A research study by University of Texas researchers has identified a unique sensor that is essential for immune response activation during viral infection. This study gives a better insight into the intricate and overlapping mechanisms used by immune cells to resist infection.
Dr. Yong-Jun Liu and co-workers from University of Texas MD Anderson Cancer Center isolated and characterized proteins bound to a s.
ynthetic ds viral RNA known as poly I:C. Inside the myeloid dendritic cells, the researchers identified two known dsRNA sensors and a new viral sensor complex having three RNA helicases, DDX1, DDX21 and DHX36, and an adaptor molecule called TRIF. Myeloid dendritic cells play a significant role in detection of pathogens. The multi-helicase-TRIF complex can bind to poly I:C directly and thus kick start an immune response. Dr. Liu and his team ultimately showed that the DDX1 helicase directly bound to viral RNA whereas the other two helicases functioned as bridges to TRIF. The team also found that all the four components were necessary for a proper immune response. Significantly, any interference with the viral sensor complex hindered immune response to a type of rotavirus and influenza A infections.
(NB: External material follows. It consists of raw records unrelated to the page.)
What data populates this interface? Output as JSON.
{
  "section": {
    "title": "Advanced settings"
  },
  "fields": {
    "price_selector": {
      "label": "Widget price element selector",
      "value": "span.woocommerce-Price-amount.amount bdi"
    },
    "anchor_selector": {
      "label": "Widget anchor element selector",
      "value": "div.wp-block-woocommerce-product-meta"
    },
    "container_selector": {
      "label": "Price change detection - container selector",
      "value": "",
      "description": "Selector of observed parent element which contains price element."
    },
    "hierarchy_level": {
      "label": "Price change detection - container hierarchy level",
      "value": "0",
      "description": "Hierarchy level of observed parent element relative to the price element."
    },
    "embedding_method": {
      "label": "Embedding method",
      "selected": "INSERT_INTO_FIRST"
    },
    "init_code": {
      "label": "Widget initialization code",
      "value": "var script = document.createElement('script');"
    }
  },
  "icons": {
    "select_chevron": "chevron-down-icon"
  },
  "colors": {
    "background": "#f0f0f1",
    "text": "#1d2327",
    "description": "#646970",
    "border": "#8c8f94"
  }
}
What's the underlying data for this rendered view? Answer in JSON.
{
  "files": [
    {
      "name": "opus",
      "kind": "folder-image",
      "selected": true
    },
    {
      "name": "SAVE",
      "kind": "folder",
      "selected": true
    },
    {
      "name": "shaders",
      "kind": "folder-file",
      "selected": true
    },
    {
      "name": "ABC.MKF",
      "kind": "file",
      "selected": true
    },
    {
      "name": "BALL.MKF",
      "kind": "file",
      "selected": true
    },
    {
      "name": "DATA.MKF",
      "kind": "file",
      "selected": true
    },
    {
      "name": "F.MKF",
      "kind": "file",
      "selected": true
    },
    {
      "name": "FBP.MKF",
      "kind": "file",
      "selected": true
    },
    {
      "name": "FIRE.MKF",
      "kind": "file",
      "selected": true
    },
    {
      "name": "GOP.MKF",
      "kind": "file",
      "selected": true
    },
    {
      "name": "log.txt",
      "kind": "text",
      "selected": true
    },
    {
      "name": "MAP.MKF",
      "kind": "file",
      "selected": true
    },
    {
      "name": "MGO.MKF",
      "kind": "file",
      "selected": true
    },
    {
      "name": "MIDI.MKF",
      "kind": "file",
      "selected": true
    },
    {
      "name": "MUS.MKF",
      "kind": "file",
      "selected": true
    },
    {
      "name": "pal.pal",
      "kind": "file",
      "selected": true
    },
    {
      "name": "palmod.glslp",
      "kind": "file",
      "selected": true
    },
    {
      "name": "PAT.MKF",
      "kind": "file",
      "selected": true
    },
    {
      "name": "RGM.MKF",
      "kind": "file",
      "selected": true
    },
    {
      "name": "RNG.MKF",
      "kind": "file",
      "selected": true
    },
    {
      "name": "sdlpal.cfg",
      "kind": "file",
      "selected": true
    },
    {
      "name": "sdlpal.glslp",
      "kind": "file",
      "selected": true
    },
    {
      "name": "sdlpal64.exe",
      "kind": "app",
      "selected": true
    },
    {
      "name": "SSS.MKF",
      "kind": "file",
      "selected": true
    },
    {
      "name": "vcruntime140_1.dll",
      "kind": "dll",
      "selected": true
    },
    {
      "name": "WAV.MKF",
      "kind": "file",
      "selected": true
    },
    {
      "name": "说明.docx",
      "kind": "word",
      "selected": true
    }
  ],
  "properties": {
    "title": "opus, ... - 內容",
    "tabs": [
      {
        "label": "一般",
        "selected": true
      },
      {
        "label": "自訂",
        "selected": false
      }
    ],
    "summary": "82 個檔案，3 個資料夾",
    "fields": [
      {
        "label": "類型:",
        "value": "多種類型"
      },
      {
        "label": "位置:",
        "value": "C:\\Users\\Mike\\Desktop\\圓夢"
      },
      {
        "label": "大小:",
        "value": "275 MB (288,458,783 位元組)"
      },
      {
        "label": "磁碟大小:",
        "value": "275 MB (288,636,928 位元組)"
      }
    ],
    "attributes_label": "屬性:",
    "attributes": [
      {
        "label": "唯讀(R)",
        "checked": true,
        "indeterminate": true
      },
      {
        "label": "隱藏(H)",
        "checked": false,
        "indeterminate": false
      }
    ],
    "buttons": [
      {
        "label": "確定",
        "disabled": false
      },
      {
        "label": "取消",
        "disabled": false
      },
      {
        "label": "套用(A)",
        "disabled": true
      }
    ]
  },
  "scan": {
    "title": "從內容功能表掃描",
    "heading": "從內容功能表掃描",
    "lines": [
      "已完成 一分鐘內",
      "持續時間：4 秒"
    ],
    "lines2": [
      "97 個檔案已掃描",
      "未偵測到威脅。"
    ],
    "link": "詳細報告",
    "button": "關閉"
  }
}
Viruses contain nucleic acid (DNA or RNA) and a protective coating made of protein and they utilize host cell mechanisms to replicate. The body’s immune system can sense viral nucleic acids during viral infection, which leads to type 1 interferon (IFN) response activation. This response can affect viral replication.
Dr. Liu said that this study fills the gap in the understanding of the binding of receptors to nucleic acids and existence of other receptors or coreceptors, which will help the design of more effective antiviral medicines. He added that their study shows that the DDX1-DDX21-DHX36 complex stands for the missing poly I:C sensor and may be initiator of IFN production, which activates other known dsRNA sensors, thus amplifying the IFN response.